Now, it’s easy to say all this because we come in at 35 cents on the dollar, so we don’t have to worry about what’s going to happen tomorrow or next week or with this administration. Many think the current administration is creating a lot of damage, but again, in the ground lease business we’re working with our customers over long periods of time to find ways to help them generate higher returns no matter what the environment is. We just want to create a better capital solution for them, and if they can buy things even cheaper than they could before, we will help them take advantage of that.

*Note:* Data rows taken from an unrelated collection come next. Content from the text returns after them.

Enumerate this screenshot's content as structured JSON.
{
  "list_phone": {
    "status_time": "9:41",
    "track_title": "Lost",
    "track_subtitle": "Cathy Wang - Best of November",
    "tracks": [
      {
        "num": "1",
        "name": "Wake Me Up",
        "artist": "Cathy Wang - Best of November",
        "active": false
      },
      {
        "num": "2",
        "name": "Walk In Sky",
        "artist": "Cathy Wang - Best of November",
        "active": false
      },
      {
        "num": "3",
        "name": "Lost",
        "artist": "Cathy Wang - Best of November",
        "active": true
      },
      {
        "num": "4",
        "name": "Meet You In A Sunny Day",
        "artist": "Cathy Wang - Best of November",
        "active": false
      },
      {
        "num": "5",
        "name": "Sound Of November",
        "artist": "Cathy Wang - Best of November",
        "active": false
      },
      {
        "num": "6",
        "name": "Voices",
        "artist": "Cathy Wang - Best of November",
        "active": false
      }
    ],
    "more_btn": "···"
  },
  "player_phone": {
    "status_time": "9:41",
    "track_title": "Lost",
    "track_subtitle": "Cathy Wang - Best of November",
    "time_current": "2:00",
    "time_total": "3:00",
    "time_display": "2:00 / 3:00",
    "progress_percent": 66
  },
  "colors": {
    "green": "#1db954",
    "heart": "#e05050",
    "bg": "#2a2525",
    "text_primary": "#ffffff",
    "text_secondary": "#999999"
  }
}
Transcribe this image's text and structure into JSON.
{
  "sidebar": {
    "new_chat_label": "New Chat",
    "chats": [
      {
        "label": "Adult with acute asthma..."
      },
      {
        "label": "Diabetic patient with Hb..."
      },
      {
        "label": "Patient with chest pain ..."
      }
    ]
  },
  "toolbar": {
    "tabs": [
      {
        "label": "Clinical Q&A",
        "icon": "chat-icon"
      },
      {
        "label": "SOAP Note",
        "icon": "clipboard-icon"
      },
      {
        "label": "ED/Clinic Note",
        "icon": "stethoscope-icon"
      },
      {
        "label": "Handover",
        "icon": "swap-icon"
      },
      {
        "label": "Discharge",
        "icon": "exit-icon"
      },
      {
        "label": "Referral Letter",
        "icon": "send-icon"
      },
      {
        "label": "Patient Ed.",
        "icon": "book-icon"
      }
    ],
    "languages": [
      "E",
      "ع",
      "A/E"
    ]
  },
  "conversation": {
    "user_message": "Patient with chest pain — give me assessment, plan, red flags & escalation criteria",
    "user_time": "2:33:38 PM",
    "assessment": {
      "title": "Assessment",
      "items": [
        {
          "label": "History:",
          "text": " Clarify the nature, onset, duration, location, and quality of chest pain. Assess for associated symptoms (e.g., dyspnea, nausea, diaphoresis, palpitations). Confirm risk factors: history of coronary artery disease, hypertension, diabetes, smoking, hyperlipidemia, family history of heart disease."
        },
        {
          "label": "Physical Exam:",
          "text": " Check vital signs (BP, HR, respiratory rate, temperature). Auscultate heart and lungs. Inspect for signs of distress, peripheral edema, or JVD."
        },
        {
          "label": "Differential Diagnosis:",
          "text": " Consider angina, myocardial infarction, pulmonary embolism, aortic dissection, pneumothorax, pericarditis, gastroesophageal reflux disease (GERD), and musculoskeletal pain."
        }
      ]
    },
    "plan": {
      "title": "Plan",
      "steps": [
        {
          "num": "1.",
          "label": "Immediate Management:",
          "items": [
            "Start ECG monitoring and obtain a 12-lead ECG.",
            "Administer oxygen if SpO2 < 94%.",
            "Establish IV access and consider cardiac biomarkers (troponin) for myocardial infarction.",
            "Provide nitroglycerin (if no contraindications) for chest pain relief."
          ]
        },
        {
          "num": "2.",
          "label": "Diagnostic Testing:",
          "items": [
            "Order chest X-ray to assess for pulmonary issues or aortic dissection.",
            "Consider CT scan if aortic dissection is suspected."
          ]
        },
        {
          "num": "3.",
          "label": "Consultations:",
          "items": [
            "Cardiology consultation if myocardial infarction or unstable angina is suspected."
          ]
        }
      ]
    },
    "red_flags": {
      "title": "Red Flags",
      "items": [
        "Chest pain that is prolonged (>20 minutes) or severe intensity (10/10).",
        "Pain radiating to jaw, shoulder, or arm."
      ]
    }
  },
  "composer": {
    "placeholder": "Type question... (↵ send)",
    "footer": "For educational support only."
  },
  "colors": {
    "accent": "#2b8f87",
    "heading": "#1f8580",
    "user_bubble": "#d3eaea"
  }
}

One thing I do believe, Jade, is that real estate has some of the smartest entrepreneurs in the world who walk every corner and decide what the future is going to look like, and we want to harness that energy, that entrepreneurial spirit, wherever it is, whether it’s Austin or Nashville or the next city none of us are even thinking about. Our goal is not to get in the way of our customers, our goal is to help them maximize their ideas with the cheapest, most efficient capital possible. Whether you call that opportunistic, our view is real estate is one of the largest investment classes, it’s stockpiled with really smart, innovative people, and we have the easy job: we just have to give them the fuel to do what they do well.
I like this [ground lease] business a lot, as you can tell. I think it is a perfect spot for us to use everything we’ve learned in the finance business, the sale-leaseback business, the corporate world, the capital markets, and try to deliver all that knowledge and expertise to the people who really create the future, and that’s a fun place to be when the world is changing. We hope to be helping people like [panelist and Digital Colony CEO] Mark [Ganzi], or helping people like Barry [Sternlicht], or helping people like [panelist and Walker & Dunlop CEO] Willy [Walker] serve that next generation in a way that we know won’t be what it is today, but whatever it is, we’ll figure out how to make it a better future.